--- START ---
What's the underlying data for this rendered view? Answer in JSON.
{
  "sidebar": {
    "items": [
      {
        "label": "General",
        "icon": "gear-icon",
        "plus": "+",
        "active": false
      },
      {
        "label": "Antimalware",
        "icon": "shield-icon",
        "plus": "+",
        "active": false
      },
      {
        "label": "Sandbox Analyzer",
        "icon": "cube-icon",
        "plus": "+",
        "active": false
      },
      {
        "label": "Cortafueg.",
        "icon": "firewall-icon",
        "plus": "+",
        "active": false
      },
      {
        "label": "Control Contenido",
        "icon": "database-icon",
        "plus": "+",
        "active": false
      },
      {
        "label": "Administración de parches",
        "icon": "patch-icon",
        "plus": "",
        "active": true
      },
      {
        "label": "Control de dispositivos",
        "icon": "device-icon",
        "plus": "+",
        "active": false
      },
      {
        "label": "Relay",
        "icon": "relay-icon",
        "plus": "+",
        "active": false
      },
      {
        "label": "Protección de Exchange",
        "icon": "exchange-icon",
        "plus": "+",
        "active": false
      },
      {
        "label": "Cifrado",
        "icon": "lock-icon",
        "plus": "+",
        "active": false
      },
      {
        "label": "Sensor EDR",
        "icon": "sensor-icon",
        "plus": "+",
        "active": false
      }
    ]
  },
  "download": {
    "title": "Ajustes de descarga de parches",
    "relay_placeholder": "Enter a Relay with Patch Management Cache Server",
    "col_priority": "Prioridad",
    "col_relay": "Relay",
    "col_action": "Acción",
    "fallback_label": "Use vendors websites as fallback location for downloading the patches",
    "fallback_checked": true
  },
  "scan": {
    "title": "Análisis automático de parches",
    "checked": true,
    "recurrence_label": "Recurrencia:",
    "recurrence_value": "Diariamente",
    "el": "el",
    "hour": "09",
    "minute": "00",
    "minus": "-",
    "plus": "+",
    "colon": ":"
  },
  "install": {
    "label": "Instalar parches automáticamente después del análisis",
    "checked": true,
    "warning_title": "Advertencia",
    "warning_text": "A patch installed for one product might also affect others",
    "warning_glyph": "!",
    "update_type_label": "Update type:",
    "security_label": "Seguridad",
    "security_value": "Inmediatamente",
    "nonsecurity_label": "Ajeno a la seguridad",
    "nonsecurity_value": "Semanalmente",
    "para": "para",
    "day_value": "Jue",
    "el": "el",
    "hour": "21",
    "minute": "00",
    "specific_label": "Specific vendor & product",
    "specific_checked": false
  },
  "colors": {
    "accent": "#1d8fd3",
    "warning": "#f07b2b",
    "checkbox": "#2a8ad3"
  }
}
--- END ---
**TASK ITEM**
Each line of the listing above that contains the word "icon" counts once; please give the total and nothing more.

**EXPECTED OUTPUT**
11